Student Spotlight: Kara Logan, 1st Year PhD Student, Returns to Her Alma Mater to Present at a Symposium
First year PhD student, Kara Logan, is scheduled to present at the upcoming Symposium on Advancing the New Evangelization at her alma mater Benedictine College. Her paper, “Let my son go that he may serve me” (Exodus 4:23): Restoring the Lord’s Day as a Means for the New Evangelization” will draw on the Book of Exodus and the theme of “The Lord’s Day” as it is presented there, and argues that the New Evangelization can be advanced through the retrieval of an authentic understanding and culture of “The Lord’s Day.”
Below is a brief interview with Ms. Logan about her presentation and what it is like to be headed back to her alma mater.
First of all, can you say a bit about your educational background?
I studied theology and classical languages at Benedictine College and graduated with my BA in 2015. I then went to the Augustine Institute in Denver, where I received my MA in Theology. And I am now at Ave Maria University for a PhD where my major focus is systematics with a minor focus in Scripture.
What brought you to the AMU Graduate Theology Program?
I applied to the PhD program at Ave Maria because I wanted to study at a school where I could be taught theology in a way that is faithful to Catholic orthodoxy, yet is still a rigorous program of study that would prepare me to be a professor. I have not been disappointed!
What is the paper you are delivering for the conference at your alma mater, Benedictine College?
My paper is “Let my son go that he may serve me” (Exodus 4:23): Restoring the Lord’s Day as a Means for the New Evangelization.” In this paper, principally using Exodus, I argue that in order to evangelize our society today, we must restore what it means to truly live the Lord’s Day. If we remember and live the Lord’s Day, we can create a culture where modern man can enter into the rest and the joy of the Lord.
What does Scripture teach us about the centrality of the Lord’s Day for God’s People?
In Exodus we learn that the Lord’s Day has the effect of sanctifying time and space, and therefore also the people who participate in this day. The Lord’s people are released from their burdens in order to do the work of the Lord. Through the Sabbath the Lord formed the people to be his own and this shows their ordination to God, and was the organizing principle of their entire way of life.
How would living the Lord’s Day look for us today?
In general terms, I will argue that we must emphasize the community dimension of the Lord’s Day. By inviting people into our homes and into our community through the celebration and the “festivity” of the Lord’s Day, we can show them the joy that can be found in Catholicism and in following Jesus Christ. Further, the Lord’s Day should not be seen as just taking a break from “work” but doing the work of the Lord: worship, caring for one’s neighbor, and exercising true leisure.
What is it like to be going back to your alma mater to deliver a paper at a conference as a PhD student?

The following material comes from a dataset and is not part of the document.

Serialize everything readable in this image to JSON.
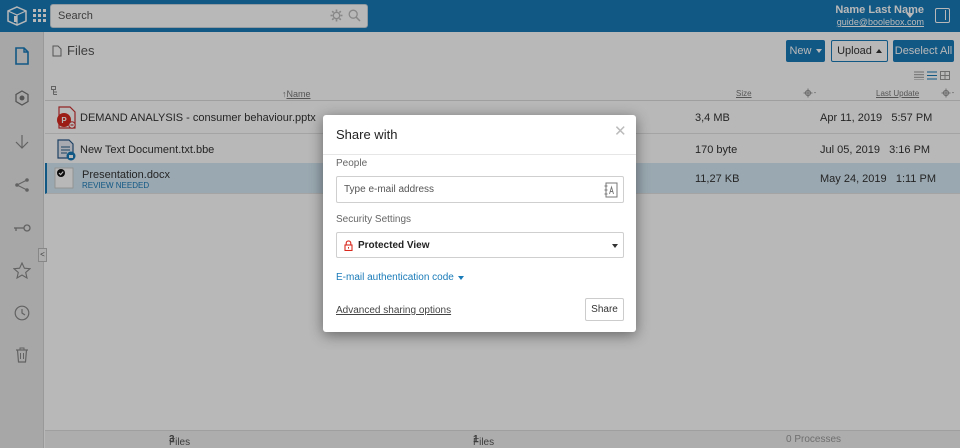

I am excited to see my former professors and engage with them in a more collegial and more profound theological way. The Symposium began my freshman year at Benedictine, and I attended it every year and even delivered a paper my senior year. It was a great experience, and I look forward to delivering a paper once again.